Wherever a line of the records contains "this", copy that line.

### [Records to process]
================

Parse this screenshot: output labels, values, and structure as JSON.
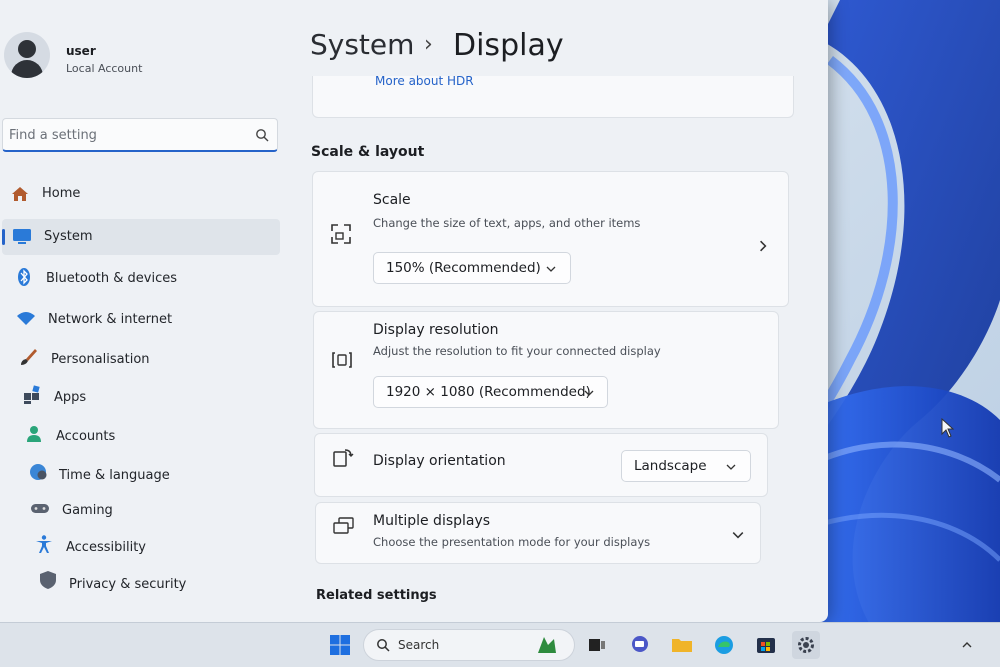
{
  "colors": {
    "accent": "#2563c9",
    "window_bg": "#eef1f5",
    "card_bg": "#f8f9fb"
  },
  "user": {
    "name": "user",
    "account_type": "Local Account"
  },
  "search": {
    "placeholder": "Find a setting"
  },
  "sidebar": {
    "items": [
      {
        "label": "Home",
        "icon": "home-icon"
      },
      {
        "label": "System",
        "icon": "system-icon",
        "active": true
      },
      {
        "label": "Bluetooth & devices",
        "icon": "bluetooth-icon"
      },
      {
        "label": "Network & internet",
        "icon": "wifi-icon"
      },
      {
        "label": "Personalisation",
        "icon": "brush-icon"
      },
      {
        "label": "Apps",
        "icon": "apps-icon"
      },
      {
        "label": "Accounts",
        "icon": "accounts-icon"
      },
      {
        "label": "Time & language",
        "icon": "globe-icon"
      },
      {
        "label": "Gaming",
        "icon": "gamepad-icon"
      },
      {
        "label": "Accessibility",
        "icon": "accessibility-icon"
      },
      {
        "label": "Privacy & security",
        "icon": "shield-icon"
      }
    ]
  },
  "breadcrumb": {
    "root": "System",
    "separator": "›",
    "page": "Display"
  },
  "hdr": {
    "link": "More about HDR"
  },
  "section": {
    "title": "Scale & layout"
  },
  "cards": {
    "scale": {
      "title": "Scale",
      "description": "Change the size of text, apps, and other items",
      "value": "150% (Recommended)"
    },
    "resolution": {
      "title": "Display resolution",
      "description": "Adjust the resolution to fit your connected display",
      "value": "1920 × 1080 (Recommended)"
    },
    "orientation": {
      "title": "Display orientation",
      "value": "Landscape"
    },
    "multiple": {
      "title": "Multiple displays",
      "description": "Choose the presentation mode for your displays"
    }
  },
  "related": {
    "title": "Related settings"
  },
  "taskbar": {
    "search_label": "Search"
  }
}
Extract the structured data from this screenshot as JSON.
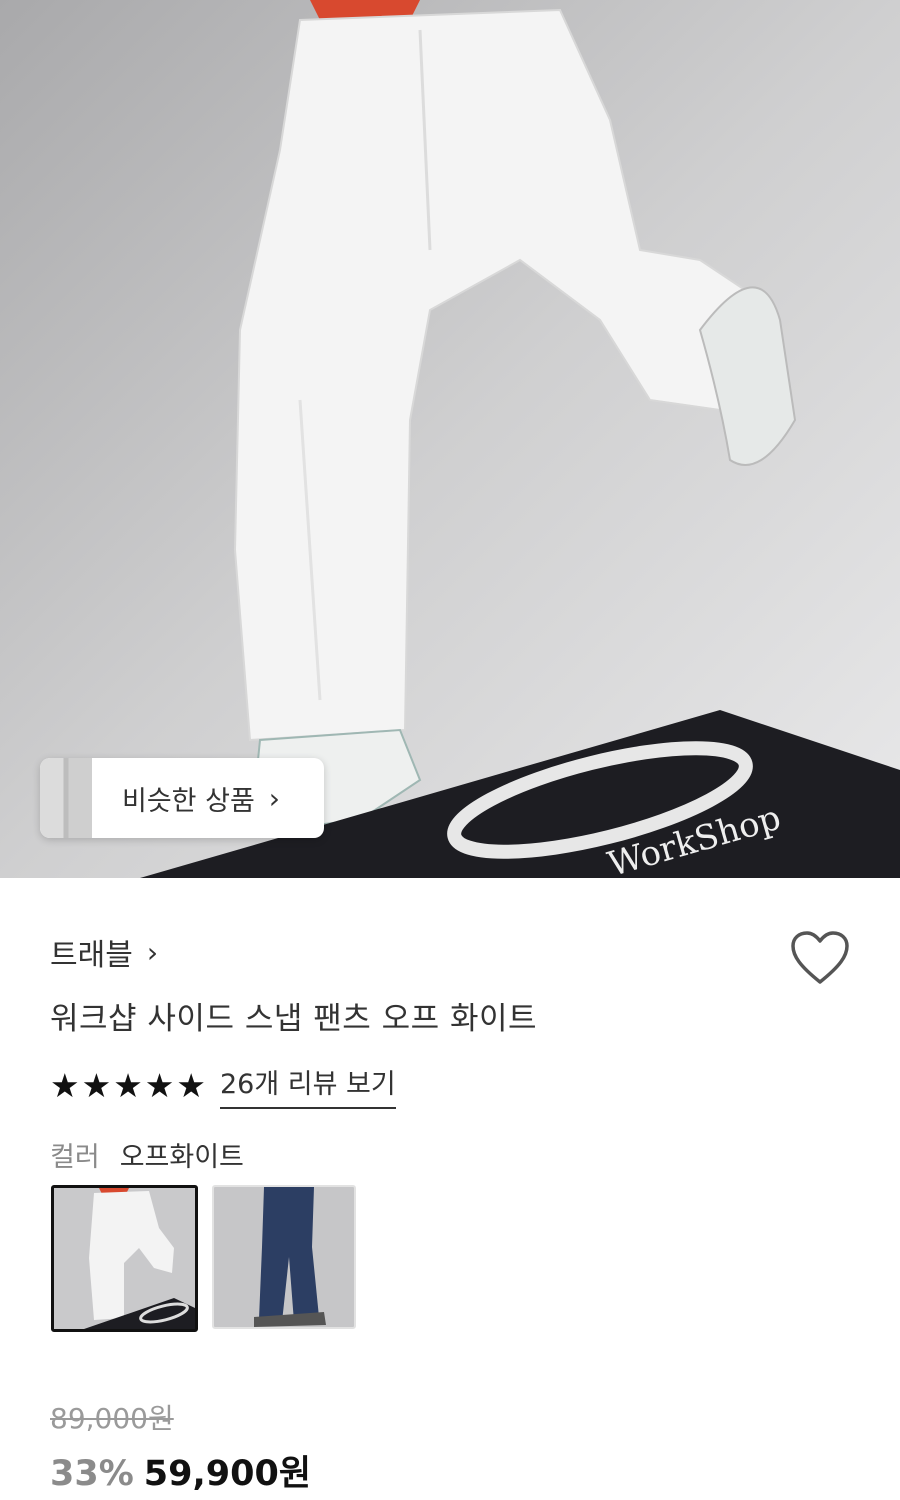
{
  "hero": {
    "board_logo_text": "WorkShop"
  },
  "similar_products": {
    "label": "비슷한 상품",
    "icon": "chevron-right-icon"
  },
  "product": {
    "brand": "트래블",
    "name": "워크샵 사이드 스냅 팬츠 오프 화이트",
    "rating_stars": 5,
    "review_link": "26개 리뷰 보기",
    "color_label": "컬러",
    "color_value": "오프화이트",
    "swatches": [
      {
        "name": "오프화이트",
        "selected": true
      },
      {
        "name": "denim",
        "selected": false
      }
    ],
    "original_price": "89,000원",
    "discount": "33%",
    "sale_price": "59,900원"
  },
  "colors": {
    "text_primary": "#222222",
    "text_muted": "#8a8a8a"
  }
}
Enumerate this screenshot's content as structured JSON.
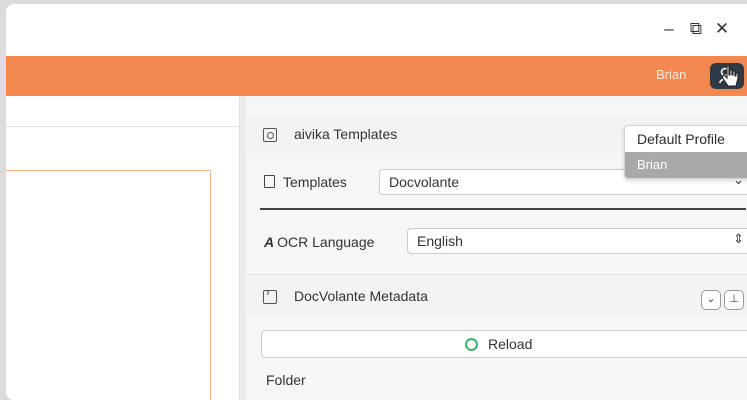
{
  "window": {
    "controls": {
      "minimize": "–",
      "maximize": "⧉",
      "close": "✕"
    }
  },
  "header": {
    "user_name": "Brian",
    "user_button_icon": "user-switch-icon",
    "accent_color": "#f2874f"
  },
  "profile_menu": {
    "items": [
      {
        "label": "Default Profile",
        "selected": false
      },
      {
        "label": "Brian",
        "selected": true
      }
    ]
  },
  "templates_section": {
    "title": "aivika Templates",
    "templates_label": "Templates",
    "templates_value": "Docvolante",
    "ocr_label": "OCR Language",
    "ocr_value": "English"
  },
  "metadata_section": {
    "title": "DocVolante Metadata",
    "collapse_symbol": "⌄",
    "pin_symbol": "⊥",
    "reload_label": "Reload",
    "folder_label": "Folder"
  }
}
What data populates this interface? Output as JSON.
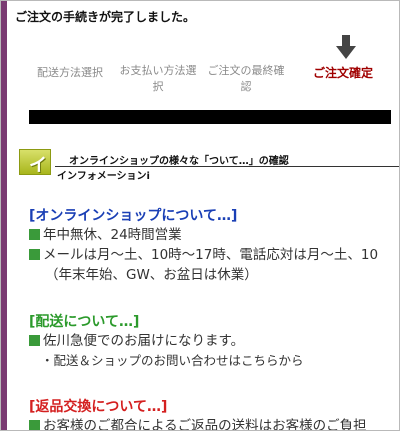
{
  "page": {
    "complete_message": "ご注文の手続きが完了しました。"
  },
  "steps": [
    {
      "label": "配送方法選択"
    },
    {
      "label": "お支払い方法選択"
    },
    {
      "label": "ご注文の最終確認"
    },
    {
      "label": "ご注文確定"
    }
  ],
  "info": {
    "badge_letter": "イ",
    "title": "オンラインショップの様々な「ついて…」の確認",
    "subtitle": "インフォメーションi"
  },
  "sections": {
    "online": {
      "title": "[オンラインショップについて…]",
      "line1": "年中無休、24時間営業",
      "line2": "メールは月～土、10時～17時、電話応対は月～土、10",
      "line3": "（年末年始、GW、お盆日は休業）"
    },
    "shipping": {
      "title": "[配送について…]",
      "line1": "佐川急便でのお届けになります。",
      "line2": "・配送＆ショップのお問い合わせはこちらから"
    },
    "returns": {
      "title": "[返品交換について…]",
      "line1": "お客様のご都合によるご返品の送料はお客様のご負担"
    }
  },
  "colors": {
    "accent_left": "#7a3b72",
    "active_step": "#a00000",
    "blue_title": "#1a3fb5",
    "green_title": "#2c9a2c",
    "red_title": "#d42020",
    "bullet_green": "#3a9a3a"
  },
  "icons": {
    "current_step": "arrow-down-icon",
    "bullet": "square-bullet-icon"
  }
}
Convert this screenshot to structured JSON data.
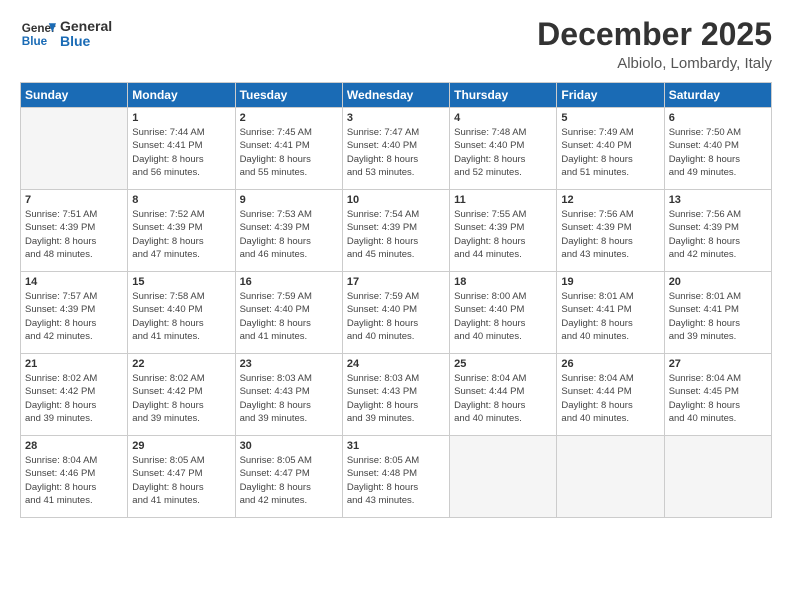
{
  "header": {
    "logo_line1": "General",
    "logo_line2": "Blue",
    "month": "December 2025",
    "location": "Albiolo, Lombardy, Italy"
  },
  "weekdays": [
    "Sunday",
    "Monday",
    "Tuesday",
    "Wednesday",
    "Thursday",
    "Friday",
    "Saturday"
  ],
  "weeks": [
    [
      {
        "day": "",
        "info": ""
      },
      {
        "day": "1",
        "info": "Sunrise: 7:44 AM\nSunset: 4:41 PM\nDaylight: 8 hours\nand 56 minutes."
      },
      {
        "day": "2",
        "info": "Sunrise: 7:45 AM\nSunset: 4:41 PM\nDaylight: 8 hours\nand 55 minutes."
      },
      {
        "day": "3",
        "info": "Sunrise: 7:47 AM\nSunset: 4:40 PM\nDaylight: 8 hours\nand 53 minutes."
      },
      {
        "day": "4",
        "info": "Sunrise: 7:48 AM\nSunset: 4:40 PM\nDaylight: 8 hours\nand 52 minutes."
      },
      {
        "day": "5",
        "info": "Sunrise: 7:49 AM\nSunset: 4:40 PM\nDaylight: 8 hours\nand 51 minutes."
      },
      {
        "day": "6",
        "info": "Sunrise: 7:50 AM\nSunset: 4:40 PM\nDaylight: 8 hours\nand 49 minutes."
      }
    ],
    [
      {
        "day": "7",
        "info": "Sunrise: 7:51 AM\nSunset: 4:39 PM\nDaylight: 8 hours\nand 48 minutes."
      },
      {
        "day": "8",
        "info": "Sunrise: 7:52 AM\nSunset: 4:39 PM\nDaylight: 8 hours\nand 47 minutes."
      },
      {
        "day": "9",
        "info": "Sunrise: 7:53 AM\nSunset: 4:39 PM\nDaylight: 8 hours\nand 46 minutes."
      },
      {
        "day": "10",
        "info": "Sunrise: 7:54 AM\nSunset: 4:39 PM\nDaylight: 8 hours\nand 45 minutes."
      },
      {
        "day": "11",
        "info": "Sunrise: 7:55 AM\nSunset: 4:39 PM\nDaylight: 8 hours\nand 44 minutes."
      },
      {
        "day": "12",
        "info": "Sunrise: 7:56 AM\nSunset: 4:39 PM\nDaylight: 8 hours\nand 43 minutes."
      },
      {
        "day": "13",
        "info": "Sunrise: 7:56 AM\nSunset: 4:39 PM\nDaylight: 8 hours\nand 42 minutes."
      }
    ],
    [
      {
        "day": "14",
        "info": "Sunrise: 7:57 AM\nSunset: 4:39 PM\nDaylight: 8 hours\nand 42 minutes."
      },
      {
        "day": "15",
        "info": "Sunrise: 7:58 AM\nSunset: 4:40 PM\nDaylight: 8 hours\nand 41 minutes."
      },
      {
        "day": "16",
        "info": "Sunrise: 7:59 AM\nSunset: 4:40 PM\nDaylight: 8 hours\nand 41 minutes."
      },
      {
        "day": "17",
        "info": "Sunrise: 7:59 AM\nSunset: 4:40 PM\nDaylight: 8 hours\nand 40 minutes."
      },
      {
        "day": "18",
        "info": "Sunrise: 8:00 AM\nSunset: 4:40 PM\nDaylight: 8 hours\nand 40 minutes."
      },
      {
        "day": "19",
        "info": "Sunrise: 8:01 AM\nSunset: 4:41 PM\nDaylight: 8 hours\nand 40 minutes."
      },
      {
        "day": "20",
        "info": "Sunrise: 8:01 AM\nSunset: 4:41 PM\nDaylight: 8 hours\nand 39 minutes."
      }
    ],
    [
      {
        "day": "21",
        "info": "Sunrise: 8:02 AM\nSunset: 4:42 PM\nDaylight: 8 hours\nand 39 minutes."
      },
      {
        "day": "22",
        "info": "Sunrise: 8:02 AM\nSunset: 4:42 PM\nDaylight: 8 hours\nand 39 minutes."
      },
      {
        "day": "23",
        "info": "Sunrise: 8:03 AM\nSunset: 4:43 PM\nDaylight: 8 hours\nand 39 minutes."
      },
      {
        "day": "24",
        "info": "Sunrise: 8:03 AM\nSunset: 4:43 PM\nDaylight: 8 hours\nand 39 minutes."
      },
      {
        "day": "25",
        "info": "Sunrise: 8:04 AM\nSunset: 4:44 PM\nDaylight: 8 hours\nand 40 minutes."
      },
      {
        "day": "26",
        "info": "Sunrise: 8:04 AM\nSunset: 4:44 PM\nDaylight: 8 hours\nand 40 minutes."
      },
      {
        "day": "27",
        "info": "Sunrise: 8:04 AM\nSunset: 4:45 PM\nDaylight: 8 hours\nand 40 minutes."
      }
    ],
    [
      {
        "day": "28",
        "info": "Sunrise: 8:04 AM\nSunset: 4:46 PM\nDaylight: 8 hours\nand 41 minutes."
      },
      {
        "day": "29",
        "info": "Sunrise: 8:05 AM\nSunset: 4:47 PM\nDaylight: 8 hours\nand 41 minutes."
      },
      {
        "day": "30",
        "info": "Sunrise: 8:05 AM\nSunset: 4:47 PM\nDaylight: 8 hours\nand 42 minutes."
      },
      {
        "day": "31",
        "info": "Sunrise: 8:05 AM\nSunset: 4:48 PM\nDaylight: 8 hours\nand 43 minutes."
      },
      {
        "day": "",
        "info": ""
      },
      {
        "day": "",
        "info": ""
      },
      {
        "day": "",
        "info": ""
      }
    ]
  ]
}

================

### [Response to the exercise]
Parse this screenshot: output labels, values, and structure as JSON.
Extract the structured data from this screenshot as JSON.
Enumerate this screenshot's content as structured JSON.
What data populates this interface? Output as JSON.
Convert this screenshot to structured JSON data.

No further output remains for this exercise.